_Action item_
Your answer must be every line of the data that contains "true".
** Opening Data for this task block **
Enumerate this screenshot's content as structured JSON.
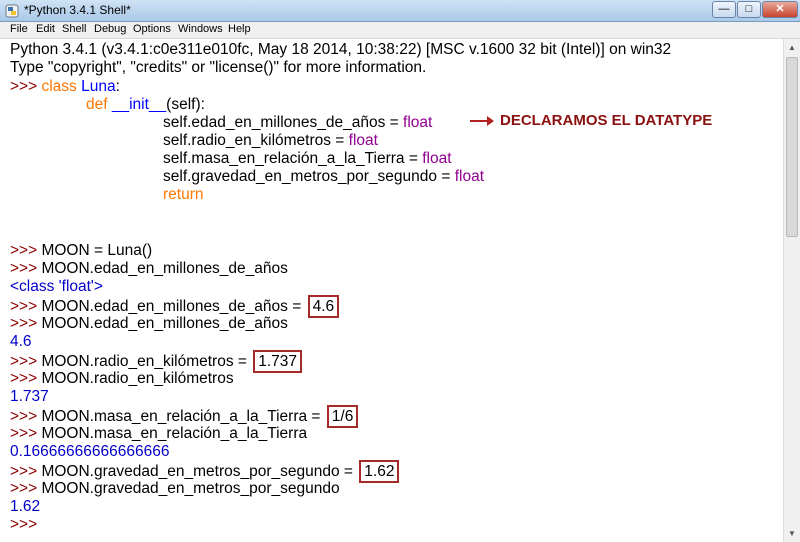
{
  "window": {
    "title": "*Python 3.4.1 Shell*"
  },
  "titlebar_buttons": {
    "minimize": "—",
    "maximize": "□",
    "close": "✕"
  },
  "menu": [
    "File",
    "Edit",
    "Shell",
    "Debug",
    "Options",
    "Windows",
    "Help"
  ],
  "shell": {
    "prompt": ">>>",
    "banner_1": "Python 3.4.1 (v3.4.1:c0e311e010fc, May 18 2014, 10:38:22) [MSC v.1600 32 bit (Intel)] on win32",
    "banner_2": "Type \"copyright\", \"credits\" or \"license()\" for more information.",
    "class_kw": "class",
    "class_name": "Luna",
    "class_colon": ":",
    "def_kw": "def",
    "def_name": "__init__",
    "def_args": "(self):",
    "attr_1": "self.edad_en_millones_de_años = ",
    "attr_2": "self.radio_en_kilómetros = ",
    "attr_3": "self.masa_en_relación_a_la_Tierra = ",
    "attr_4": "self.gravedad_en_metros_por_segundo = ",
    "float_word": "float",
    "return_kw": "return",
    "stmt_1": "MOON = Luna()",
    "stmt_2": "MOON.edad_en_millones_de_años",
    "out_class_float": "<class 'float'>",
    "stmt_3": "MOON.edad_en_millones_de_años = ",
    "val_3": "4.6",
    "stmt_4": "MOON.edad_en_millones_de_años",
    "out_4": "4.6",
    "stmt_5": "MOON.radio_en_kilómetros = ",
    "val_5": "1.737",
    "stmt_6": "MOON.radio_en_kilómetros",
    "out_6": "1.737",
    "stmt_7": "MOON.masa_en_relación_a_la_Tierra = ",
    "val_7": "1/6",
    "stmt_8": "MOON.masa_en_relación_a_la_Tierra",
    "out_8": "0.16666666666666666",
    "stmt_9": "MOON.gravedad_en_metros_por_segundo = ",
    "val_9": "1.62",
    "stmt_10": "MOON.gravedad_en_metros_por_segundo",
    "out_10": "1.62"
  },
  "annotation": {
    "text": "DECLARAMOS EL DATATYPE",
    "color": "#8b1010"
  },
  "colors": {
    "prompt": "#8b0000",
    "keyword": "#ff7700",
    "definition": "#0000ff",
    "builtin": "#900090",
    "output": "#0000cc",
    "highlight_box": "#a52a2a"
  },
  "icons": {
    "app": "python-idle-icon"
  }
}
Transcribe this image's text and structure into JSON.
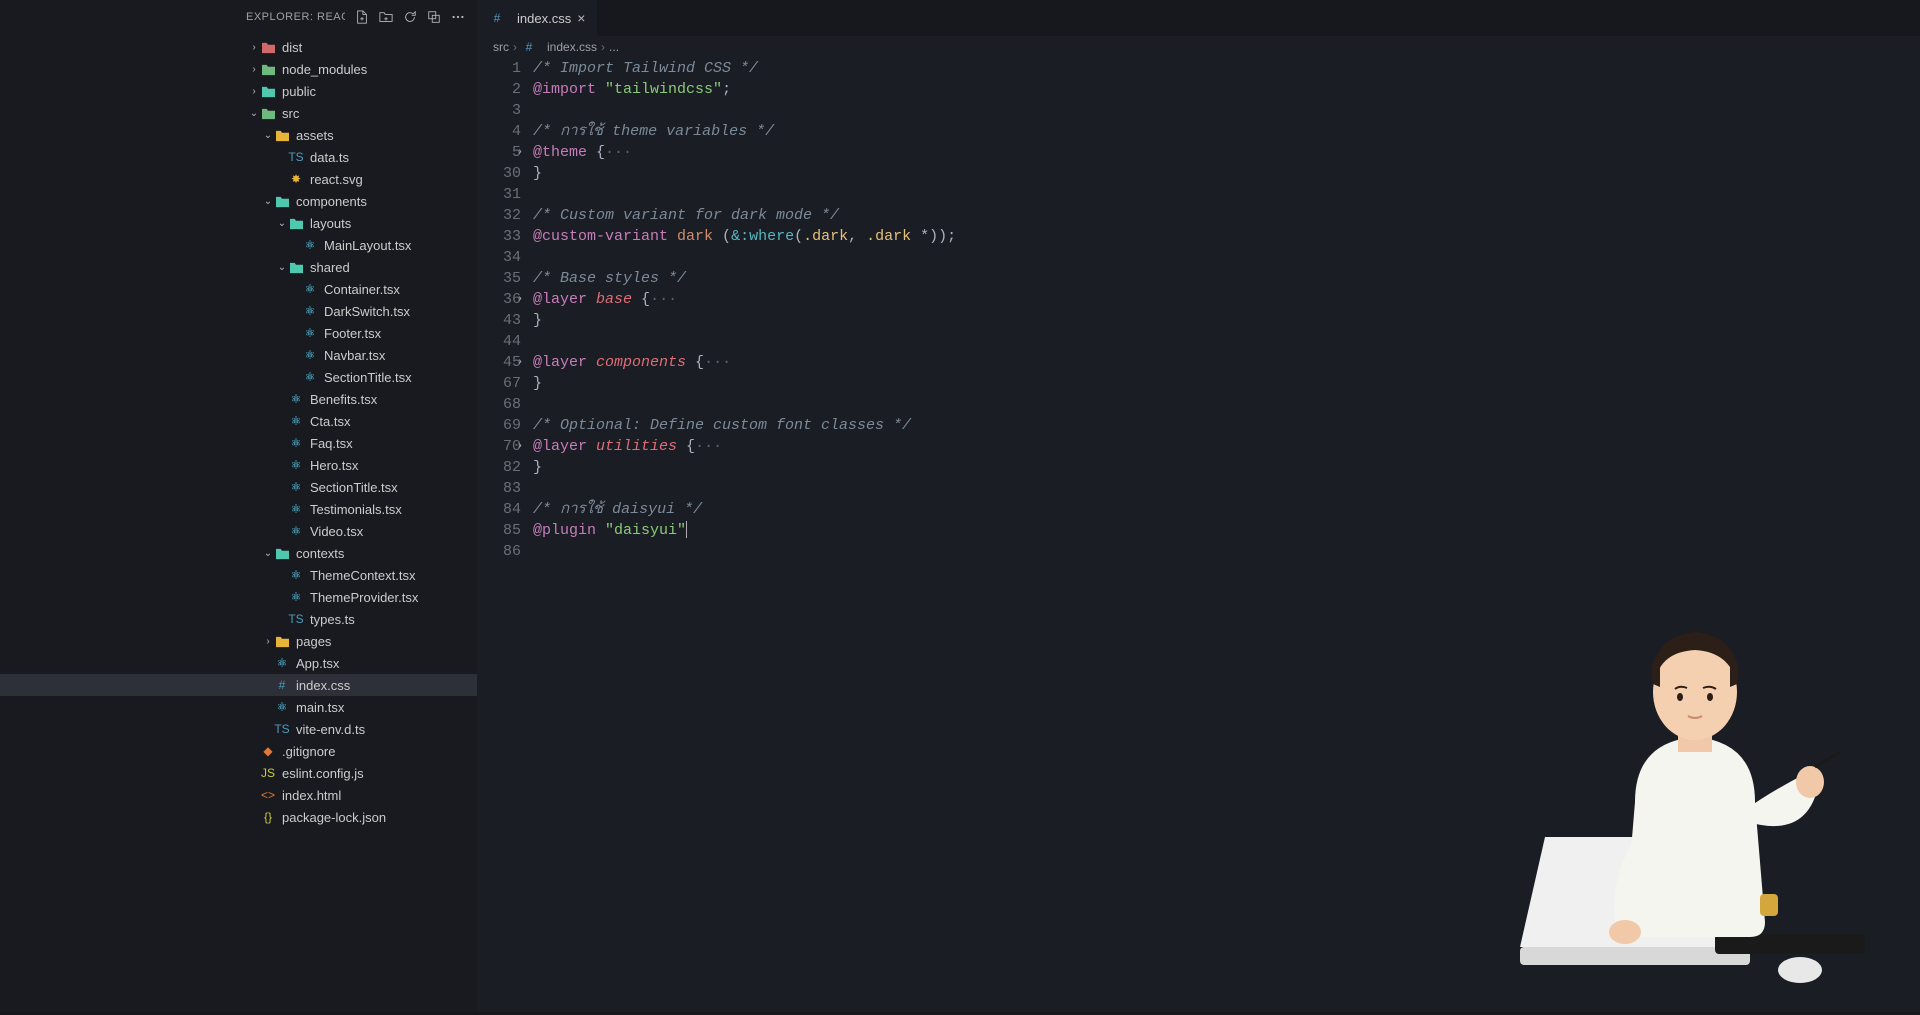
{
  "sidebar": {
    "title": "EXPLORER: REACT...",
    "actions": [
      "new-file",
      "new-folder",
      "refresh",
      "collapse",
      "more"
    ]
  },
  "tree": [
    {
      "depth": 0,
      "chev": "right",
      "icon": "folder-red",
      "label": "dist"
    },
    {
      "depth": 0,
      "chev": "right",
      "icon": "folder-green",
      "label": "node_modules"
    },
    {
      "depth": 0,
      "chev": "right",
      "icon": "folder-teal",
      "label": "public"
    },
    {
      "depth": 0,
      "chev": "down",
      "icon": "folder-green",
      "label": "src"
    },
    {
      "depth": 1,
      "chev": "down",
      "icon": "folder-yellow",
      "label": "assets"
    },
    {
      "depth": 2,
      "chev": "",
      "icon": "ts",
      "label": "data.ts"
    },
    {
      "depth": 2,
      "chev": "",
      "icon": "svg",
      "label": "react.svg"
    },
    {
      "depth": 1,
      "chev": "down",
      "icon": "folder-teal",
      "label": "components"
    },
    {
      "depth": 2,
      "chev": "down",
      "icon": "folder-teal",
      "label": "layouts"
    },
    {
      "depth": 3,
      "chev": "",
      "icon": "react",
      "label": "MainLayout.tsx"
    },
    {
      "depth": 2,
      "chev": "down",
      "icon": "folder-teal",
      "label": "shared"
    },
    {
      "depth": 3,
      "chev": "",
      "icon": "react",
      "label": "Container.tsx"
    },
    {
      "depth": 3,
      "chev": "",
      "icon": "react",
      "label": "DarkSwitch.tsx"
    },
    {
      "depth": 3,
      "chev": "",
      "icon": "react",
      "label": "Footer.tsx"
    },
    {
      "depth": 3,
      "chev": "",
      "icon": "react",
      "label": "Navbar.tsx"
    },
    {
      "depth": 3,
      "chev": "",
      "icon": "react",
      "label": "SectionTitle.tsx"
    },
    {
      "depth": 2,
      "chev": "",
      "icon": "react",
      "label": "Benefits.tsx"
    },
    {
      "depth": 2,
      "chev": "",
      "icon": "react",
      "label": "Cta.tsx"
    },
    {
      "depth": 2,
      "chev": "",
      "icon": "react",
      "label": "Faq.tsx"
    },
    {
      "depth": 2,
      "chev": "",
      "icon": "react",
      "label": "Hero.tsx"
    },
    {
      "depth": 2,
      "chev": "",
      "icon": "react",
      "label": "SectionTitle.tsx"
    },
    {
      "depth": 2,
      "chev": "",
      "icon": "react",
      "label": "Testimonials.tsx"
    },
    {
      "depth": 2,
      "chev": "",
      "icon": "react",
      "label": "Video.tsx"
    },
    {
      "depth": 1,
      "chev": "down",
      "icon": "folder-teal",
      "label": "contexts"
    },
    {
      "depth": 2,
      "chev": "",
      "icon": "react",
      "label": "ThemeContext.tsx"
    },
    {
      "depth": 2,
      "chev": "",
      "icon": "react",
      "label": "ThemeProvider.tsx"
    },
    {
      "depth": 2,
      "chev": "",
      "icon": "ts",
      "label": "types.ts"
    },
    {
      "depth": 1,
      "chev": "right",
      "icon": "folder-yellow",
      "label": "pages"
    },
    {
      "depth": 1,
      "chev": "",
      "icon": "react",
      "label": "App.tsx"
    },
    {
      "depth": 1,
      "chev": "",
      "icon": "css",
      "label": "index.css",
      "selected": true
    },
    {
      "depth": 1,
      "chev": "",
      "icon": "react",
      "label": "main.tsx"
    },
    {
      "depth": 1,
      "chev": "",
      "icon": "ts",
      "label": "vite-env.d.ts"
    },
    {
      "depth": 0,
      "chev": "",
      "icon": "git",
      "label": ".gitignore"
    },
    {
      "depth": 0,
      "chev": "",
      "icon": "js",
      "label": "eslint.config.js"
    },
    {
      "depth": 0,
      "chev": "",
      "icon": "html",
      "label": "index.html"
    },
    {
      "depth": 0,
      "chev": "",
      "icon": "json",
      "label": "package-lock.json"
    }
  ],
  "tab": {
    "icon": "css",
    "label": "index.css"
  },
  "breadcrumb": {
    "parts": [
      "src",
      "index.css",
      "..."
    ],
    "icon": "css"
  },
  "lineNumbers": [
    "1",
    "2",
    "3",
    "4",
    "5",
    "30",
    "31",
    "32",
    "33",
    "34",
    "35",
    "36",
    "43",
    "44",
    "45",
    "67",
    "68",
    "69",
    "70",
    "82",
    "83",
    "84",
    "85",
    "86"
  ],
  "folds": {
    "4": true,
    "11": true,
    "14": true,
    "18": true
  },
  "code": [
    [
      {
        "t": "/* Import Tailwind CSS */",
        "c": "comment"
      }
    ],
    [
      {
        "t": "@import",
        "c": "atrule"
      },
      {
        "t": " ",
        "c": "punct"
      },
      {
        "t": "\"tailwindcss\"",
        "c": "string"
      },
      {
        "t": ";",
        "c": "punct"
      }
    ],
    [],
    [
      {
        "t": "/* การใช้ theme variables */",
        "c": "comment"
      }
    ],
    [
      {
        "t": "@theme",
        "c": "atrule"
      },
      {
        "t": " {",
        "c": "punct"
      },
      {
        "t": "···",
        "c": "fold"
      }
    ],
    [
      {
        "t": "}",
        "c": "punct"
      }
    ],
    [],
    [
      {
        "t": "/* Custom variant for dark mode */",
        "c": "comment"
      }
    ],
    [
      {
        "t": "@custom-variant",
        "c": "atrule"
      },
      {
        "t": " dark ",
        "c": "keyword"
      },
      {
        "t": "(",
        "c": "punct"
      },
      {
        "t": "&:where",
        "c": "func"
      },
      {
        "t": "(",
        "c": "punct"
      },
      {
        "t": ".dark",
        "c": "sel"
      },
      {
        "t": ", ",
        "c": "punct"
      },
      {
        "t": ".dark",
        "c": "sel"
      },
      {
        "t": " *",
        "c": "punct"
      },
      {
        "t": "))",
        "c": "punct"
      },
      {
        "t": ";",
        "c": "punct"
      }
    ],
    [],
    [
      {
        "t": "/* Base styles */",
        "c": "comment"
      }
    ],
    [
      {
        "t": "@layer",
        "c": "atrule"
      },
      {
        "t": " ",
        "c": "punct"
      },
      {
        "t": "base",
        "c": "ident"
      },
      {
        "t": " {",
        "c": "punct"
      },
      {
        "t": "···",
        "c": "fold"
      }
    ],
    [
      {
        "t": "}",
        "c": "punct"
      }
    ],
    [],
    [
      {
        "t": "@layer",
        "c": "atrule"
      },
      {
        "t": " ",
        "c": "punct"
      },
      {
        "t": "components",
        "c": "ident"
      },
      {
        "t": " {",
        "c": "punct"
      },
      {
        "t": "···",
        "c": "fold"
      }
    ],
    [
      {
        "t": "}",
        "c": "punct"
      }
    ],
    [],
    [
      {
        "t": "/* Optional: Define custom font classes */",
        "c": "comment"
      }
    ],
    [
      {
        "t": "@layer",
        "c": "atrule"
      },
      {
        "t": " ",
        "c": "punct"
      },
      {
        "t": "utilities",
        "c": "ident"
      },
      {
        "t": " {",
        "c": "punct"
      },
      {
        "t": "···",
        "c": "fold"
      }
    ],
    [
      {
        "t": "}",
        "c": "punct"
      }
    ],
    [],
    [
      {
        "t": "/* การใช้ daisyui */",
        "c": "comment"
      }
    ],
    [
      {
        "t": "@plugin",
        "c": "atrule"
      },
      {
        "t": " ",
        "c": "punct"
      },
      {
        "t": "\"daisyui\"",
        "c": "string"
      },
      {
        "cursor": true
      }
    ],
    []
  ]
}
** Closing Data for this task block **
_Answer area_
      "selected": true
    "4": true,
    "11": true,
    "14": true,
    "18": true
        "cursor": true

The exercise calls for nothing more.